Copy each line containing the word "title" from the records that follow, please.

[Records from a collection]
[Start of Attachment]
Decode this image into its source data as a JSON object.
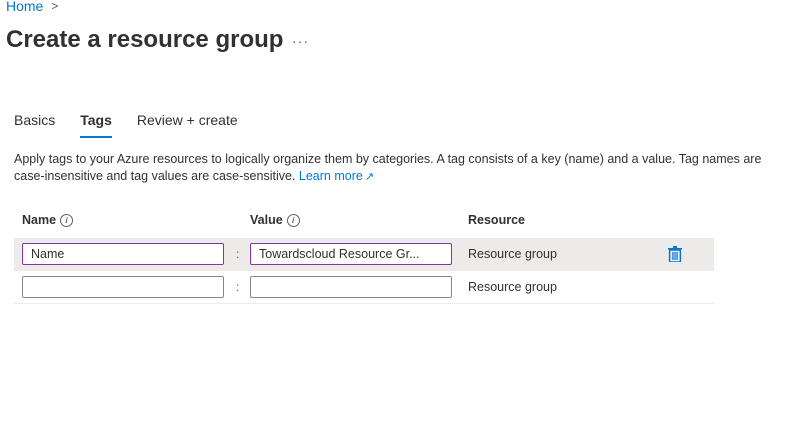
{
  "breadcrumb": {
    "home": "Home",
    "separator": ">"
  },
  "page": {
    "title": "Create a resource group",
    "more": "···"
  },
  "tabs": [
    {
      "label": "Basics",
      "active": false
    },
    {
      "label": "Tags",
      "active": true
    },
    {
      "label": "Review + create",
      "active": false
    }
  ],
  "description": {
    "text": "Apply tags to your Azure resources to logically organize them by categories. A tag consists of a key (name) and a value. Tag names are case-insensitive and tag values are case-sensitive.",
    "link": "Learn more"
  },
  "table": {
    "headers": {
      "name": "Name",
      "value": "Value",
      "resource": "Resource"
    },
    "separator": ":",
    "rows": [
      {
        "name": "Name",
        "value": "Towardscloud Resource Gr...",
        "resource": "Resource group"
      },
      {
        "name": "",
        "value": "",
        "resource": "Resource group"
      }
    ]
  },
  "colors": {
    "accent": "#0078d4",
    "focus": "#8a2fa5",
    "trash": "#0078d4"
  }
}
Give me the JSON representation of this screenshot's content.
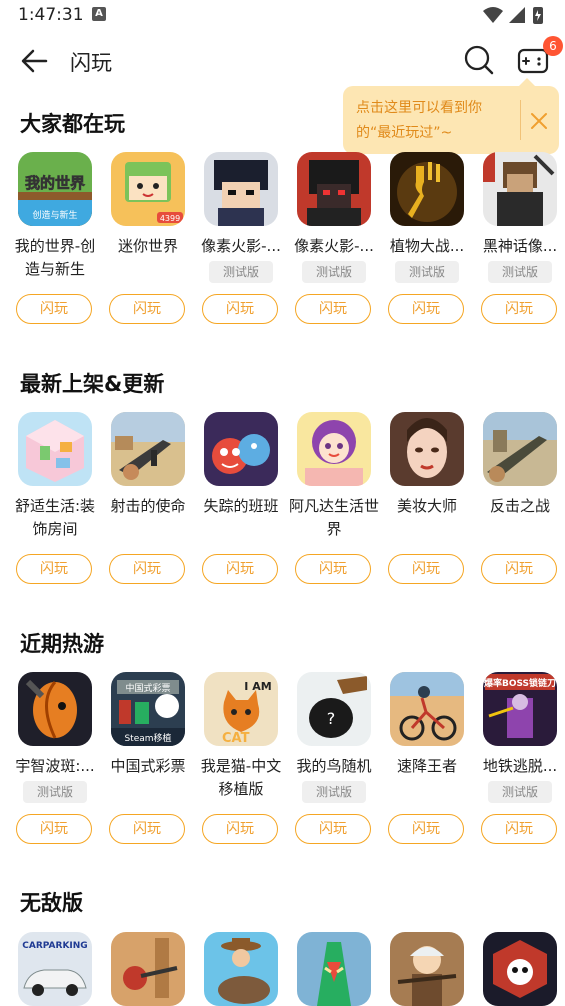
{
  "status_bar": {
    "time": "1:47:31",
    "notification_letter": "A"
  },
  "header": {
    "title": "闪玩",
    "notification_count": "6"
  },
  "tooltip": {
    "text": "点击这里可以看到你的“最近玩过”~"
  },
  "sections": [
    {
      "title": "大家都在玩",
      "games": [
        {
          "name": "我的世界-创造与新生",
          "tag": "",
          "icon": "minecraft-icon"
        },
        {
          "name": "迷你世界",
          "tag": "",
          "icon": "mini-world-icon"
        },
        {
          "name": "像素火影-...",
          "tag": "测试版",
          "icon": "pixel-naruto-icon"
        },
        {
          "name": "像素火影-...",
          "tag": "测试版",
          "icon": "pixel-naruto-red-icon"
        },
        {
          "name": "植物大战...",
          "tag": "测试版",
          "icon": "plants-fork-icon"
        },
        {
          "name": "黑神话像...",
          "tag": "测试版",
          "icon": "pixel-monkey-icon"
        }
      ]
    },
    {
      "title": "最新上架&更新",
      "games": [
        {
          "name": "舒适生活:装饰房间",
          "tag": "",
          "icon": "room-decor-icon"
        },
        {
          "name": "射击的使命",
          "tag": "",
          "icon": "rifle-desert-icon"
        },
        {
          "name": "失踪的班班",
          "tag": "",
          "icon": "banban-icon"
        },
        {
          "name": "阿凡达生活世界",
          "tag": "",
          "icon": "avatar-girl-icon"
        },
        {
          "name": "美妆大师",
          "tag": "",
          "icon": "makeup-icon"
        },
        {
          "name": "反击之战",
          "tag": "",
          "icon": "rifle-battle-icon"
        }
      ]
    },
    {
      "title": "近期热游",
      "games": [
        {
          "name": "宇智波斑:...",
          "tag": "测试版",
          "icon": "obito-mask-icon"
        },
        {
          "name": "中国式彩票",
          "tag": "",
          "icon": "lottery-steam-icon"
        },
        {
          "name": "我是猫-中文移植版",
          "tag": "",
          "icon": "i-am-cat-icon"
        },
        {
          "name": "我的鸟随机",
          "tag": "测试版",
          "icon": "bird-random-icon"
        },
        {
          "name": "速降王者",
          "tag": "",
          "icon": "downhill-bike-icon"
        },
        {
          "name": "地铁逃脱...",
          "tag": "测试版",
          "icon": "metro-escape-icon"
        }
      ]
    },
    {
      "title": "无敌版",
      "games": [
        {
          "name": "",
          "tag": "",
          "icon": "car-parking-icon"
        },
        {
          "name": "",
          "tag": "",
          "icon": "shooter-city-icon"
        },
        {
          "name": "",
          "tag": "",
          "icon": "cowboy-rodeo-icon"
        },
        {
          "name": "",
          "tag": "",
          "icon": "sand-worm-icon"
        },
        {
          "name": "",
          "tag": "",
          "icon": "old-man-icon"
        },
        {
          "name": "",
          "tag": "",
          "icon": "panda-cube-icon"
        }
      ]
    }
  ],
  "play_label": "闪玩",
  "colors": {
    "accent": "#f5a623",
    "tooltip_bg": "#fde6b3",
    "badge": "#ff5533"
  }
}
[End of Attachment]
[Written response]
    "title": "Create a resource group",
    "title": "闪玩",
      "title": "大家都在玩",
      "title": "最新上架&更新",
      "title": "近期热游",
      "title": "无敌版",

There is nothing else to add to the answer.